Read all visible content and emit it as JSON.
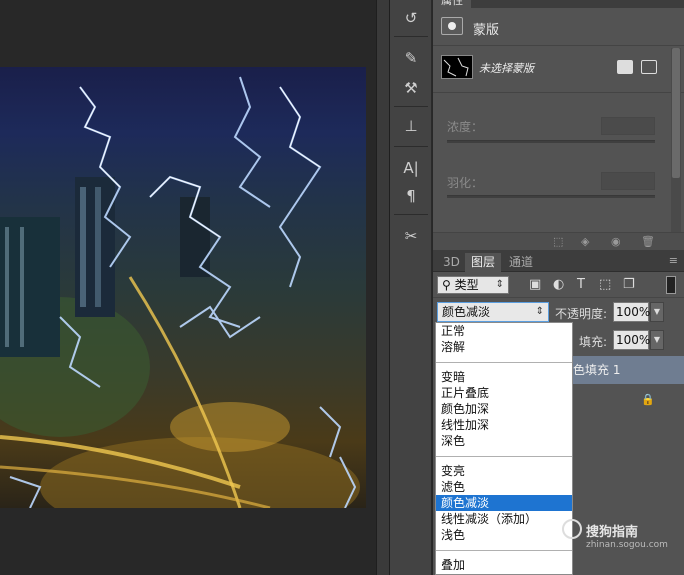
{
  "properties": {
    "tab_label": "属性",
    "title": "蒙版",
    "mask_state": "未选择蒙版",
    "density_label": "浓度：",
    "feather_label": "羽化："
  },
  "toolstrip": {
    "icons": [
      "history-icon",
      "brush-presets-icon",
      "tool-presets-icon",
      "clone-source-icon",
      "character-icon",
      "paragraph-icon",
      "tools-icon"
    ]
  },
  "layers": {
    "tabs": [
      "3D",
      "图层",
      "通道"
    ],
    "active_tab": "图层",
    "filter_value": "类型",
    "blend_mode": "颜色减淡",
    "opacity_label": "不透明度:",
    "opacity_value": "100%",
    "fill_label": "填充:",
    "fill_value": "100%",
    "layer_name": "色填充 1"
  },
  "blend_dropdown": {
    "groups": [
      [
        "正常",
        "溶解"
      ],
      [
        "变暗",
        "正片叠底",
        "颜色加深",
        "线性加深",
        "深色"
      ],
      [
        "变亮",
        "滤色",
        "颜色减淡",
        "线性减淡（添加）",
        "浅色"
      ],
      [
        "叠加"
      ]
    ],
    "selected": "颜色减淡"
  },
  "watermark": {
    "brand": "搜狗指南",
    "url": "zhinan.sogou.com"
  },
  "colors": {
    "panel_bg": "#535353",
    "selection_blue": "#1e74d1",
    "layer_highlight": "#6f7d91"
  }
}
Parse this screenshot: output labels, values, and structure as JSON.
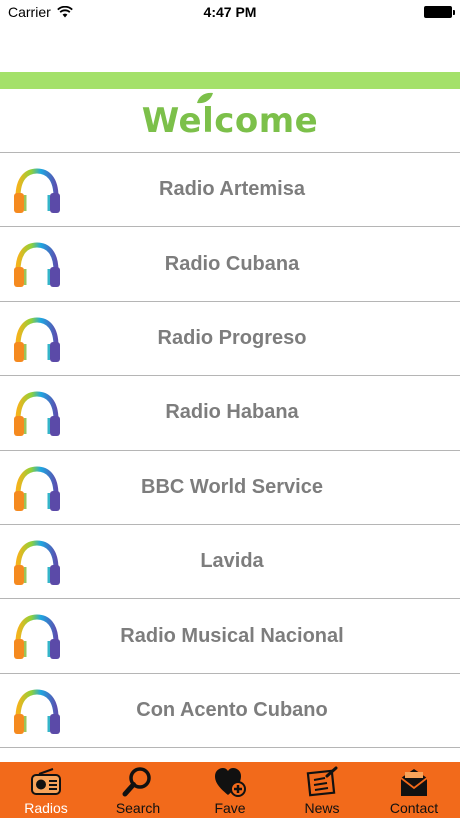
{
  "status_bar": {
    "carrier": "Carrier",
    "time": "4:47 PM"
  },
  "header": {
    "welcome": "Welcome"
  },
  "colors": {
    "accent_green": "#a4e16a",
    "welcome_green": "#7cc04a",
    "tab_bar": "#f26a1b",
    "item_text": "#7d7d7d"
  },
  "stations": [
    {
      "name": "Radio Artemisa",
      "icon": "headphones-icon"
    },
    {
      "name": "Radio Cubana",
      "icon": "headphones-icon"
    },
    {
      "name": "Radio Progreso",
      "icon": "headphones-icon"
    },
    {
      "name": "Radio Habana",
      "icon": "headphones-icon"
    },
    {
      "name": "BBC World Service",
      "icon": "headphones-icon"
    },
    {
      "name": "Lavida",
      "icon": "headphones-icon"
    },
    {
      "name": "Radio Musical Nacional",
      "icon": "headphones-icon"
    },
    {
      "name": "Con Acento Cubano",
      "icon": "headphones-icon"
    }
  ],
  "tabs": [
    {
      "label": "Radios",
      "icon": "radio-icon",
      "active": true
    },
    {
      "label": "Search",
      "icon": "magnifier-icon",
      "active": false
    },
    {
      "label": "Fave",
      "icon": "heart-plus-icon",
      "active": false
    },
    {
      "label": "News",
      "icon": "news-icon",
      "active": false
    },
    {
      "label": "Contact",
      "icon": "envelope-icon",
      "active": false
    }
  ]
}
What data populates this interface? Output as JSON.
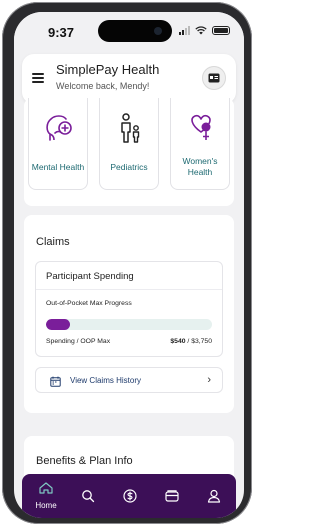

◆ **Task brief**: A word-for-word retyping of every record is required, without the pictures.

◆ **Written reply**:
Read all visible content and emit it as JSON.
{
  "properties": {
    "tab_label": "属性",
    "title": "蒙版",
    "mask_state": "未选择蒙版",
    "density_label": "浓度：",
    "feather_label": "羽化："
  },
  "toolstrip": {
    "icons": [
      "history-icon",
      "brush-presets-icon",
      "tool-presets-icon",
      "clone-source-icon",
      "character-icon",
      "paragraph-icon",
      "tools-icon"
    ]
  },
  "layers": {
    "tabs": [
      "3D",
      "图层",
      "通道"
    ],
    "active_tab": "图层",
    "filter_value": "类型",
    "blend_mode": "颜色减淡",
    "opacity_label": "不透明度:",
    "opacity_value": "100%",
    "fill_label": "填充:",
    "fill_value": "100%",
    "layer_name": "色填充 1"
  },
  "blend_dropdown": {
    "groups": [
      [
        "正常",
        "溶解"
      ],
      [
        "变暗",
        "正片叠底",
        "颜色加深",
        "线性加深",
        "深色"
      ],
      [
        "变亮",
        "滤色",
        "颜色减淡",
        "线性减淡（添加）",
        "浅色"
      ],
      [
        "叠加"
      ]
    ],
    "selected": "颜色减淡"
  },
  "watermark": {
    "brand": "搜狗指南",
    "url": "zhinan.sogou.com"
  },
  "colors": {
    "panel_bg": "#535353",
    "selection_blue": "#1e74d1",
    "layer_highlight": "#6f7d91"
  }
}
Parse this screenshot: output labels, values, and structure as JSON.
{
  "status_bar": {
    "carrier": "Carrier",
    "time": "4:47 PM"
  },
  "header": {
    "welcome": "Welcome"
  },
  "colors": {
    "accent_green": "#a4e16a",
    "welcome_green": "#7cc04a",
    "tab_bar": "#f26a1b",
    "item_text": "#7d7d7d"
  },
  "stations": [
    {
      "name": "Radio Artemisa",
      "icon": "headphones-icon"
    },
    {
      "name": "Radio Cubana",
      "icon": "headphones-icon"
    },
    {
      "name": "Radio Progreso",
      "icon": "headphones-icon"
    },
    {
      "name": "Radio Habana",
      "icon": "headphones-icon"
    },
    {
      "name": "BBC World Service",
      "icon": "headphones-icon"
    },
    {
      "name": "Lavida",
      "icon": "headphones-icon"
    },
    {
      "name": "Radio Musical Nacional",
      "icon": "headphones-icon"
    },
    {
      "name": "Con Acento Cubano",
      "icon": "headphones-icon"
    }
  ],
  "tabs": [
    {
      "label": "Radios",
      "icon": "radio-icon",
      "active": true
    },
    {
      "label": "Search",
      "icon": "magnifier-icon",
      "active": false
    },
    {
      "label": "Fave",
      "icon": "heart-plus-icon",
      "active": false
    },
    {
      "label": "News",
      "icon": "news-icon",
      "active": false
    },
    {
      "label": "Contact",
      "icon": "envelope-icon",
      "active": false
    }
  ]
}
What data populates this interface? Output as JSON.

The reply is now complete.